[[ Extracted material, beginning ]]
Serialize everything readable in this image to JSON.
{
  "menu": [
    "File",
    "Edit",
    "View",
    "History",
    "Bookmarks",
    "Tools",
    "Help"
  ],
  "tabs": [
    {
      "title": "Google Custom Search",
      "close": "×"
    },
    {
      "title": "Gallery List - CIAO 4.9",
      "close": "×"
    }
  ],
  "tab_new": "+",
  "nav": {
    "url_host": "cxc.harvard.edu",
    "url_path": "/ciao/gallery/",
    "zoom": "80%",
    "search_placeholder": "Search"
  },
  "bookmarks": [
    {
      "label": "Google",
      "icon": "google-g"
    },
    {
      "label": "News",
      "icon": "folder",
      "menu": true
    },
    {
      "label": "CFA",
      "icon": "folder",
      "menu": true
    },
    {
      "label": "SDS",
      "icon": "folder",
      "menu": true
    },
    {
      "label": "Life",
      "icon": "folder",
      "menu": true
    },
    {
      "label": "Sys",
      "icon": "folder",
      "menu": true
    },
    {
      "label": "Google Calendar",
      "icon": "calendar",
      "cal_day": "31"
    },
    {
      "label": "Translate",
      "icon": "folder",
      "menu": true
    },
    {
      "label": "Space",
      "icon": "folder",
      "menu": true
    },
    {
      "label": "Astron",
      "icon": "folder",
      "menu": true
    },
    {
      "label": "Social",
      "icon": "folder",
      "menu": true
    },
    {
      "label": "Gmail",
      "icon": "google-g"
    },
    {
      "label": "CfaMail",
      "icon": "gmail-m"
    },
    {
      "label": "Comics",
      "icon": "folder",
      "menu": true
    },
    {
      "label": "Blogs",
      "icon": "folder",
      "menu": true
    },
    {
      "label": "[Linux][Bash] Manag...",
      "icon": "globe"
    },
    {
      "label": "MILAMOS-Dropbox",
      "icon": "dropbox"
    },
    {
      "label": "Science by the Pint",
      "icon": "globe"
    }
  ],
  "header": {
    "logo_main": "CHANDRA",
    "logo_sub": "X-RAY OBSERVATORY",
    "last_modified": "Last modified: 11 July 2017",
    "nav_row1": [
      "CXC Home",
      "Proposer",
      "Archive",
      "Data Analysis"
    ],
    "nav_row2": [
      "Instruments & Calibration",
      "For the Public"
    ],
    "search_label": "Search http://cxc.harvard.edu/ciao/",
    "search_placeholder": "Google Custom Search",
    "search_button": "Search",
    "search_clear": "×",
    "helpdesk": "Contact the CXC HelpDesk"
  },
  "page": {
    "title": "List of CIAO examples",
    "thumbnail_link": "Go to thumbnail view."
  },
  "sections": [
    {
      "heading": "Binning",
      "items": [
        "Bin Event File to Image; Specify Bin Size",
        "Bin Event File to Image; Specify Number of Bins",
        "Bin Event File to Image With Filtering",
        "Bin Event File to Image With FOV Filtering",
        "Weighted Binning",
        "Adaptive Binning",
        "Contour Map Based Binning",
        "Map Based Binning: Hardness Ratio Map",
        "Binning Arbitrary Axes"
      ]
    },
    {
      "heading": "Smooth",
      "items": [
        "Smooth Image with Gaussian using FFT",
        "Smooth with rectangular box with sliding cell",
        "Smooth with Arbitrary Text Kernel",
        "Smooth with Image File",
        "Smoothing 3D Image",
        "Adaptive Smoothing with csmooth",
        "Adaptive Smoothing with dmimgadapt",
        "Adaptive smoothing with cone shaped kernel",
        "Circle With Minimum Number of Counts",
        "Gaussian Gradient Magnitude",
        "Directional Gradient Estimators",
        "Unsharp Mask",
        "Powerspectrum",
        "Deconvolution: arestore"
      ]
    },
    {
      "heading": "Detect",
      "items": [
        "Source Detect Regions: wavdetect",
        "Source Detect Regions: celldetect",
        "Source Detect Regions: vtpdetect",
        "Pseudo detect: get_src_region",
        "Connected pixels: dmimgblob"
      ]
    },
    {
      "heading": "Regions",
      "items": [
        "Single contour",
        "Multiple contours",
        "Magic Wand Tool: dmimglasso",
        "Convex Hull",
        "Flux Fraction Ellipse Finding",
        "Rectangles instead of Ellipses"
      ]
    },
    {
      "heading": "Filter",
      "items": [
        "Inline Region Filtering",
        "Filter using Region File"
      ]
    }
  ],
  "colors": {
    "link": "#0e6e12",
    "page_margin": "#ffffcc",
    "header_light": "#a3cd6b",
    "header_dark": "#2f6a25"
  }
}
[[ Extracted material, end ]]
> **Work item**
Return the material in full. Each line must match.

> **Solution**
Serialize everything readable in this image to JSON.
{
  "menu": [
    "File",
    "Edit",
    "View",
    "History",
    "Bookmarks",
    "Tools",
    "Help"
  ],
  "tabs": [
    {
      "title": "Google Custom Search",
      "close": "×"
    },
    {
      "title": "Gallery List - CIAO 4.9",
      "close": "×"
    }
  ],
  "tab_new": "+",
  "nav": {
    "url_host": "cxc.harvard.edu",
    "url_path": "/ciao/gallery/",
    "zoom": "80%",
    "search_placeholder": "Search"
  },
  "bookmarks": [
    {
      "label": "Google",
      "icon": "google-g"
    },
    {
      "label": "News",
      "icon": "folder",
      "menu": true
    },
    {
      "label": "CFA",
      "icon": "folder",
      "menu": true
    },
    {
      "label": "SDS",
      "icon": "folder",
      "menu": true
    },
    {
      "label": "Life",
      "icon": "folder",
      "menu": true
    },
    {
      "label": "Sys",
      "icon": "folder",
      "menu": true
    },
    {
      "label": "Google Calendar",
      "icon": "calendar",
      "cal_day": "31"
    },
    {
      "label": "Translate",
      "icon": "folder",
      "menu": true
    },
    {
      "label": "Space",
      "icon": "folder",
      "menu": true
    },
    {
      "label": "Astron",
      "icon": "folder",
      "menu": true
    },
    {
      "label": "Social",
      "icon": "folder",
      "menu": true
    },
    {
      "label": "Gmail",
      "icon": "google-g"
    },
    {
      "label": "CfaMail",
      "icon": "gmail-m"
    },
    {
      "label": "Comics",
      "icon": "folder",
      "menu": true
    },
    {
      "label": "Blogs",
      "icon": "folder",
      "menu": true
    },
    {
      "label": "[Linux][Bash] Manag...",
      "icon": "globe"
    },
    {
      "label": "MILAMOS-Dropbox",
      "icon": "dropbox"
    },
    {
      "label": "Science by the Pint",
      "icon": "globe"
    }
  ],
  "header": {
    "logo_main": "CHANDRA",
    "logo_sub": "X-RAY OBSERVATORY",
    "last_modified": "Last modified: 11 July 2017",
    "nav_row1": [
      "CXC Home",
      "Proposer",
      "Archive",
      "Data Analysis"
    ],
    "nav_row2": [
      "Instruments & Calibration",
      "For the Public"
    ],
    "search_label": "Search http://cxc.harvard.edu/ciao/",
    "search_placeholder": "Google Custom Search",
    "search_button": "Search",
    "search_clear": "×",
    "helpdesk": "Contact the CXC HelpDesk"
  },
  "page": {
    "title": "List of CIAO examples",
    "thumbnail_link": "Go to thumbnail view."
  },
  "sections": [
    {
      "heading": "Binning",
      "items": [
        "Bin Event File to Image; Specify Bin Size",
        "Bin Event File to Image; Specify Number of Bins",
        "Bin Event File to Image With Filtering",
        "Bin Event File to Image With FOV Filtering",
        "Weighted Binning",
        "Adaptive Binning",
        "Contour Map Based Binning",
        "Map Based Binning: Hardness Ratio Map",
        "Binning Arbitrary Axes"
      ]
    },
    {
      "heading": "Smooth",
      "items": [
        "Smooth Image with Gaussian using FFT",
        "Smooth with rectangular box with sliding cell",
        "Smooth with Arbitrary Text Kernel",
        "Smooth with Image File",
        "Smoothing 3D Image",
        "Adaptive Smoothing with csmooth",
        "Adaptive Smoothing with dmimgadapt",
        "Adaptive smoothing with cone shaped kernel",
        "Circle With Minimum Number of Counts",
        "Gaussian Gradient Magnitude",
        "Directional Gradient Estimators",
        "Unsharp Mask",
        "Powerspectrum",
        "Deconvolution: arestore"
      ]
    },
    {
      "heading": "Detect",
      "items": [
        "Source Detect Regions: wavdetect",
        "Source Detect Regions: celldetect",
        "Source Detect Regions: vtpdetect",
        "Pseudo detect: get_src_region",
        "Connected pixels: dmimgblob"
      ]
    },
    {
      "heading": "Regions",
      "items": [
        "Single contour",
        "Multiple contours",
        "Magic Wand Tool: dmimglasso",
        "Convex Hull",
        "Flux Fraction Ellipse Finding",
        "Rectangles instead of Ellipses"
      ]
    },
    {
      "heading": "Filter",
      "items": [
        "Inline Region Filtering",
        "Filter using Region File"
      ]
    }
  ],
  "colors": {
    "link": "#0e6e12",
    "page_margin": "#ffffcc",
    "header_light": "#a3cd6b",
    "header_dark": "#2f6a25"
  }
}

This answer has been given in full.